(Big Cone Douglas Fir, Pseudotsuga macrocarpa- November 29, 2008)
The last time I went on a trip was on September 26; I missed the SBBG Fall Foray and also the Countless Conifers trips because of workload. However, I did attend the two evening pre-trip classes for Countless Conifers – and they were like mini-trips themselves. I have never seen such an array of plant foliage and fruit (cone) samples, supplemented with impressive notes. It was just wonderful, and the room had an appropriate feel for this time of year with all of the firs, pines, etc. I had never seen cedar foliage before and thought it beautiful. The picture above (taken yesterday) is a tribute to that class; it is a pity that more people could not have enjoyed the complete course of all things California conifers.
(GPS tracking – Click on image for larger view November 29, 2008)
The trip this Saturday was an excuse to get out from behind the monitor and also to test a GPS unit I had purchased about a month ago. It is a small external unit that I attached to the side of the camera on one of the strap connectors. It had no problem picking up a satellite signal, indicated by a flashing satellite icon. The icon is not always clear in bright sun. It works very well if the camera date/time matches the computer date/time – it matches time to determine the GPS position, when you load the GPS files onto the computer.
I made a couple novice errors – I should have left the unit on all the time, and not turn it on when I started shooting. I forgot sometimes to turn it off, and when turning it on, was actually turning it off. However, this resulted in my discovering that the device tracks from inside the car, because one of the gps files tracks the road travelled from a place somewhere along the summit road to where I stopped at the serpentine sunflower place. One can actually see the movement (yellow line) out of the car, to where I started shooting toyon and other plants down the road. The software only tags .jpg images. I need (sometime) to learn more about the uses once the tags are added to the images, and if other software can add it to the original raw image.
(Toyon, Christmas Berry – November 29, 2008)
Toyon or Christmas Berry was glorious, and a number of pictures are included in the slideshow. “Fading” – there were a number of plants that were still flowering despite mostly drying branches. “Fruits” – many plants had berries or dried fruit. “Fresh” – new leaves were seen on old and new bush lupine, possibly a monkeyflower at the summit, and flowers on chaparral currant.
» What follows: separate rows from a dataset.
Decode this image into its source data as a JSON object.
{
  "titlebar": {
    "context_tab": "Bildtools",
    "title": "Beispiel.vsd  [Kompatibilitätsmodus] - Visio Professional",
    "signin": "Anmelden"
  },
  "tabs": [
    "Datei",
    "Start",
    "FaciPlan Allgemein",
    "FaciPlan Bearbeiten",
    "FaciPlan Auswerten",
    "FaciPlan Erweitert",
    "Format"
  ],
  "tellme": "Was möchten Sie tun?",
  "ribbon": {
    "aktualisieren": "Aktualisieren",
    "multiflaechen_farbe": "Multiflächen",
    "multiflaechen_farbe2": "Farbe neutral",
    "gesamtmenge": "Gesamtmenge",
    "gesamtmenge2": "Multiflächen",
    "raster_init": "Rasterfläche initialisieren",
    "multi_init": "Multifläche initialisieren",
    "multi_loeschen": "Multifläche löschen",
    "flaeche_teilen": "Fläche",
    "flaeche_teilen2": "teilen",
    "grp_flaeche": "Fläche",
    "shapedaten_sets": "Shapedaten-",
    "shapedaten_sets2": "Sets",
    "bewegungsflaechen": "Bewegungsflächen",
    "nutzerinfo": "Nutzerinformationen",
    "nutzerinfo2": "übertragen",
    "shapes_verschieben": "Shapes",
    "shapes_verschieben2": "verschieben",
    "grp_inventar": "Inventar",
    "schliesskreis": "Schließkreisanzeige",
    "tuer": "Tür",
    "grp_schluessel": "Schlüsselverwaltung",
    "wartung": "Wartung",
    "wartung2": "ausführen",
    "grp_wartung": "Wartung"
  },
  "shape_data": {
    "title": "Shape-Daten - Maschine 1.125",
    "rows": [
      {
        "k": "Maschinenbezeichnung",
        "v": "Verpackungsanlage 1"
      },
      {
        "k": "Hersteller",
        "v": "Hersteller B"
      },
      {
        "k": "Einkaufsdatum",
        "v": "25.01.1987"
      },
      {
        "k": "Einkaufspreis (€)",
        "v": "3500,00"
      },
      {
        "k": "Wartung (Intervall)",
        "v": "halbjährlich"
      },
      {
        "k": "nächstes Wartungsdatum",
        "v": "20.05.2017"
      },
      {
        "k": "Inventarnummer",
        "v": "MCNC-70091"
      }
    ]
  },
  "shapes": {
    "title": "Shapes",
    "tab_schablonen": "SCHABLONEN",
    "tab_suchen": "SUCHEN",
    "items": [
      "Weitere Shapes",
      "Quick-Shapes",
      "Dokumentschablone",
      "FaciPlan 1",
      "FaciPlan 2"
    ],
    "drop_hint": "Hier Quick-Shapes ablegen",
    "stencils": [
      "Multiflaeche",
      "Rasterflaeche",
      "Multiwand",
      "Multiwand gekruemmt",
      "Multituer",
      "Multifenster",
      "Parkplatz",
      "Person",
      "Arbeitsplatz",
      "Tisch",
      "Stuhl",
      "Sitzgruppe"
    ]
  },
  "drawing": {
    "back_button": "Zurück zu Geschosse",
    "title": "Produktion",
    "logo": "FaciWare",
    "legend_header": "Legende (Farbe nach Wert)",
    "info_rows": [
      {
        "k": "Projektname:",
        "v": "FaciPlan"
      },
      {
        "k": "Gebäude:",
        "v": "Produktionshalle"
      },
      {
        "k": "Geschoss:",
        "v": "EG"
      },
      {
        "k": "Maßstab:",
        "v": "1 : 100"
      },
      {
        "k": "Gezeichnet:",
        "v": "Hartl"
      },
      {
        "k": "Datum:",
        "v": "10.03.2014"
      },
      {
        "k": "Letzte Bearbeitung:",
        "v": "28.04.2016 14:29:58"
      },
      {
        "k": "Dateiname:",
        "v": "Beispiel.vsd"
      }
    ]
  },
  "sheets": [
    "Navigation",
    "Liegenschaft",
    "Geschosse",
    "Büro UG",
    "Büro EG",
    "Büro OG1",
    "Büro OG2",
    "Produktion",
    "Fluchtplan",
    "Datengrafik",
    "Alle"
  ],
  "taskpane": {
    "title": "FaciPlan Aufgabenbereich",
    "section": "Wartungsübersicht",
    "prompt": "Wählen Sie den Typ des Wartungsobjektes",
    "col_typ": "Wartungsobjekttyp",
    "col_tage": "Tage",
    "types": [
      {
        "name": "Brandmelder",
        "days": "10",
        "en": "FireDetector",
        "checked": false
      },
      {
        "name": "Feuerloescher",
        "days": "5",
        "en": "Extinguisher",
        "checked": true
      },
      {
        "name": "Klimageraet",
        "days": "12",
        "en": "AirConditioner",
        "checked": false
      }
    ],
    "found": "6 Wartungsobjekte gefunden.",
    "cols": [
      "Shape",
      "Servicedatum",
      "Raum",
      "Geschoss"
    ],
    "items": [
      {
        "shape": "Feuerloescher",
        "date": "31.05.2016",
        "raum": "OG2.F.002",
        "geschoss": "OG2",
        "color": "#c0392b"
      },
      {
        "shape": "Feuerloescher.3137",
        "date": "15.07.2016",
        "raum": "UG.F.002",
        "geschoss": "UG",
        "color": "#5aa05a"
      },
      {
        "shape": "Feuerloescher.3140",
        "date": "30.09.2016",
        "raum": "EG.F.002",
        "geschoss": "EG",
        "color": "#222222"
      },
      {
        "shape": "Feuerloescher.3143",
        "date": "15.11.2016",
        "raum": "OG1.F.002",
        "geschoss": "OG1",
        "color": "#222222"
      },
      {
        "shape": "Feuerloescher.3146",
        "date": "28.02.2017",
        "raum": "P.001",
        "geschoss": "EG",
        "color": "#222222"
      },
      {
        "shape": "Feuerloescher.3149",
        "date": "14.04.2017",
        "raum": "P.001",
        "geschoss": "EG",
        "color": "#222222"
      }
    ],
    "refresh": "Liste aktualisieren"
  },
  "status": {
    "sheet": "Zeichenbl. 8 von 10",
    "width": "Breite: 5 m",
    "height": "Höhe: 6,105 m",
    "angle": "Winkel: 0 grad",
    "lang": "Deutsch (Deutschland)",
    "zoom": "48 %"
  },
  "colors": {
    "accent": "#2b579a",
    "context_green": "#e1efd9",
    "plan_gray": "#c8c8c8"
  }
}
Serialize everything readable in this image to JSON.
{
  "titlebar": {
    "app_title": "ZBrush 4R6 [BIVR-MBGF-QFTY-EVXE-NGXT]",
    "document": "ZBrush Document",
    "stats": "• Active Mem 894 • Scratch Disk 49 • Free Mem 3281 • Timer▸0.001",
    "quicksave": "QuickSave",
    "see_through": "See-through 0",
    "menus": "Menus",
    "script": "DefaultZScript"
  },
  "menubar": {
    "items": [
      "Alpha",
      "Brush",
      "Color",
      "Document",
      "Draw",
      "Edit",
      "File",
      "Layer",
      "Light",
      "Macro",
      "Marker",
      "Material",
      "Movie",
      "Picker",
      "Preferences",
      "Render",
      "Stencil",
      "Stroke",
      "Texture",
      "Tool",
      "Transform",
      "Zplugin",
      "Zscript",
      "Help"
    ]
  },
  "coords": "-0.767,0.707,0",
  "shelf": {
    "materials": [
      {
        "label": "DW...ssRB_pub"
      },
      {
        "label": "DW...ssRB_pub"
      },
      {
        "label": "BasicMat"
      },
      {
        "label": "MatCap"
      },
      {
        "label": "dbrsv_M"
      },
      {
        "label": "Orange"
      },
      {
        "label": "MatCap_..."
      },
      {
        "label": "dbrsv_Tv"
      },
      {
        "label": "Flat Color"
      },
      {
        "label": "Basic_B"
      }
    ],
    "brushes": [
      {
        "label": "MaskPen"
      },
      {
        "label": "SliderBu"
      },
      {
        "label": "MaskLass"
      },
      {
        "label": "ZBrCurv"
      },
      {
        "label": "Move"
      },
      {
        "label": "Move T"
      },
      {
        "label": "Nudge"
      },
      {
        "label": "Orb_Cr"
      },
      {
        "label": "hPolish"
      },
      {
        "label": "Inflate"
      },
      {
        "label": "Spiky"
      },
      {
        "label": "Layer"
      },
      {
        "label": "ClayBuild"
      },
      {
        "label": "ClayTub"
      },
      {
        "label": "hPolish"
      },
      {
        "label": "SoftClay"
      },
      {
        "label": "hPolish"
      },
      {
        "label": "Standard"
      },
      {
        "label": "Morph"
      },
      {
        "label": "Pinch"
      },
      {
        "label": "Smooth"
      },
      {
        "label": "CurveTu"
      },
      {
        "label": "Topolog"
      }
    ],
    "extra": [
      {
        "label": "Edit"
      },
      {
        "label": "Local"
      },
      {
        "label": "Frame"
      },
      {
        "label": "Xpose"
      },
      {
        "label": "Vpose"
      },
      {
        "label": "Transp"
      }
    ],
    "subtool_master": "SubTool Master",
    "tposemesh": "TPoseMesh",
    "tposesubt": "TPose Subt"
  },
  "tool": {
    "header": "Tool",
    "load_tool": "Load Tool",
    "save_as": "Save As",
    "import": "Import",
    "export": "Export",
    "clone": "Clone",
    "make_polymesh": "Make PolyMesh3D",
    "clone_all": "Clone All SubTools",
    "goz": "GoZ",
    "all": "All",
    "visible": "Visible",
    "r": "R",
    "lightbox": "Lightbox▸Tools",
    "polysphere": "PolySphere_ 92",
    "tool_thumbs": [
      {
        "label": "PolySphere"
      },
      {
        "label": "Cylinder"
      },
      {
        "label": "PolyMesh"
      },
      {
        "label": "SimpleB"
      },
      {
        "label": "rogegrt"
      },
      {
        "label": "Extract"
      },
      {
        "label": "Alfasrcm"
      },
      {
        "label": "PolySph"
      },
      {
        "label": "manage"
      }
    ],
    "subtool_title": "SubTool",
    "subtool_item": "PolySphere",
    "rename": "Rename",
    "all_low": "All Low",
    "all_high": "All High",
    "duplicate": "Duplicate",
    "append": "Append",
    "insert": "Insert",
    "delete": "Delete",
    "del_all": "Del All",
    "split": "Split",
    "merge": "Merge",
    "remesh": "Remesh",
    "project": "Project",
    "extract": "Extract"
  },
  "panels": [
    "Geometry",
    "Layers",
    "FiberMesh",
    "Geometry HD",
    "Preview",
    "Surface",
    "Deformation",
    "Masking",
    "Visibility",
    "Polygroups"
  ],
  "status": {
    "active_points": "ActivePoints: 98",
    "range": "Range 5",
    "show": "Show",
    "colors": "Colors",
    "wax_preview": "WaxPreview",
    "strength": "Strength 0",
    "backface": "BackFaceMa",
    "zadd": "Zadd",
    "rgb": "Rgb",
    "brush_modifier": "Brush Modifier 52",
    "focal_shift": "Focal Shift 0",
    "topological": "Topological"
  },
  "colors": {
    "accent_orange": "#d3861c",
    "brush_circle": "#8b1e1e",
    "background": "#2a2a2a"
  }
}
The still-flowering plants were mostly found near seeps. One of the seeps still had apparent water flow, and this was where the faded butterfly was seen, as well as the bush monkeyflower. California fuschia grows in a variety of places, and is always a late bloomer.
(Yucca dried fruit, and seeds – November 29, 2008)
(Coyote Bush dried fruit, and wind-dispersed seed – November 29, 2008)
(Cottonwood – November 29, 2008)
The sycamore leaves are not quite red yet; however I came across a glorious cottonwood, highlighted by the sun. Hopefully, there will be time to get out again at the end of the year for redder leaves.
Slideshow – click on any image to start slideshow